Last Updated on May 12, 2023 by Robert C. Hoopes
The choice to further one’s education is not one to be made casually. The stakes are much higher when it comes to earning a Master of Business Administration (MBA). A higher salary and greater professional opportunities may be worth the expense of an MBA. That’s why it’s crucial to factor in the true price of an MBA before making any moves.
Tuition is a major expense for any MBA student. The cost of attending an MBA school in the United States for two years is on average between $60,000 and $120,000. But this is only the beginning of the story. The price of an MBA degree is just one of several associated expenses.
The loss of potential earnings is one of the biggest drawbacks of getting an MBA. If you had stayed in the workforce instead of pursuing an MBA, here is how much money you would have lost. The potential cost of getting an MBA is $140,000 if you work full-time for two years before returning to your $70,000 annual salary.

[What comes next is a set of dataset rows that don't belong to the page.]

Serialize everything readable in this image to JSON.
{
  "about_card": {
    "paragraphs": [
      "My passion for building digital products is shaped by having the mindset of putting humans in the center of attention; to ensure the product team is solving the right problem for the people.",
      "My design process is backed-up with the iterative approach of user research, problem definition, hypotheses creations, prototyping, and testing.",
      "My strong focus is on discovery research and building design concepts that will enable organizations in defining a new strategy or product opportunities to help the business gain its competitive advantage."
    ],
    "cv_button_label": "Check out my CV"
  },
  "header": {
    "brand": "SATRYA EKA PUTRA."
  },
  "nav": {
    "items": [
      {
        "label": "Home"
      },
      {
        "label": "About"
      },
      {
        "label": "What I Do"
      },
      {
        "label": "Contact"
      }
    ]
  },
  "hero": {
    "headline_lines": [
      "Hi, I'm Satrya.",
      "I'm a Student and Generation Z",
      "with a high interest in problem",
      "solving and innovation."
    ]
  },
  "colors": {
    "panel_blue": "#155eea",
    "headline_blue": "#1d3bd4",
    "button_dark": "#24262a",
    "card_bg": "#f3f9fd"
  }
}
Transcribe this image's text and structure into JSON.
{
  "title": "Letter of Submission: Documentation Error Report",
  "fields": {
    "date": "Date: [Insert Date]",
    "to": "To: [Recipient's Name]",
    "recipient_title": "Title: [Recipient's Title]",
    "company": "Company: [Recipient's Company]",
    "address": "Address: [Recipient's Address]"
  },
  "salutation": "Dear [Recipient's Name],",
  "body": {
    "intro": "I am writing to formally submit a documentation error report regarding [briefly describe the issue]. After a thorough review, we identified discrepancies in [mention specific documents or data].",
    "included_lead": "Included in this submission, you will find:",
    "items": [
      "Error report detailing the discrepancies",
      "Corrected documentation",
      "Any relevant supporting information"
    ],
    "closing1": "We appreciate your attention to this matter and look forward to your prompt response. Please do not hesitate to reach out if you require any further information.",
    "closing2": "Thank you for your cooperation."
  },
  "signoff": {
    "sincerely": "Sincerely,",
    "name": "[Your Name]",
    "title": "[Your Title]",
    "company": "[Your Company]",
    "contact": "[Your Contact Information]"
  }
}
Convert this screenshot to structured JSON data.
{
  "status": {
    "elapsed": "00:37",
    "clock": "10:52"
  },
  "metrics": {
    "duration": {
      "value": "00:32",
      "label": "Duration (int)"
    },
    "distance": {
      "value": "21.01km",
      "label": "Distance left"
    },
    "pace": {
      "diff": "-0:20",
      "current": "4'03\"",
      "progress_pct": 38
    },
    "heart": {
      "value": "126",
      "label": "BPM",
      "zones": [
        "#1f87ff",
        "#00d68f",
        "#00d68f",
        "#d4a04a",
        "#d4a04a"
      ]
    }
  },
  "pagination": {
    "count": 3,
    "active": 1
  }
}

The cost of living is another factor to think about. Relocation costs are often incurred when attending an MBA program that requires students to move. You won’t just be spending money on rent and utilities, but on transportation, groceries, and other necessities as well.
The ROI of getting an MBA should be taken into account alongside the actual price tag. While getting an MBA may not be cheap, the potential benefits outweigh the costs. The typical wage for MBA graduates in the United States is $115,000, according to a poll by the Graduate Management Admission Council (GMAC).
But not every MBA course is the same. Find out what graduates from the programs you’re interested in are making and what percentage of their grads find jobs. Using this method, you may assess the value of each program more precisely.
The availability of grants and other forms of financial aid is another consideration. There are many financial assistance and scholarship opportunities available for MBA students. Do your homework and submit applications to as many financial aid programs as you can.
Finally, the intangible expenses of an MBA program should not be forgotten. Getting an MBA requires a large time commitment, which might be difficult if you already have responsibilities like work or family. Think about how getting an MBA will affect other areas of your life.
In conclusion, the time and resources put into earning an MBA degree might be substantial. However, getting an MBA might be a smart choice if you factor in the true cost and the prospective return on investment. When deciding whether or not to get an MBA, it’s crucial to do your homework, apply for grants and scholarships, and factor in any hidden expenses.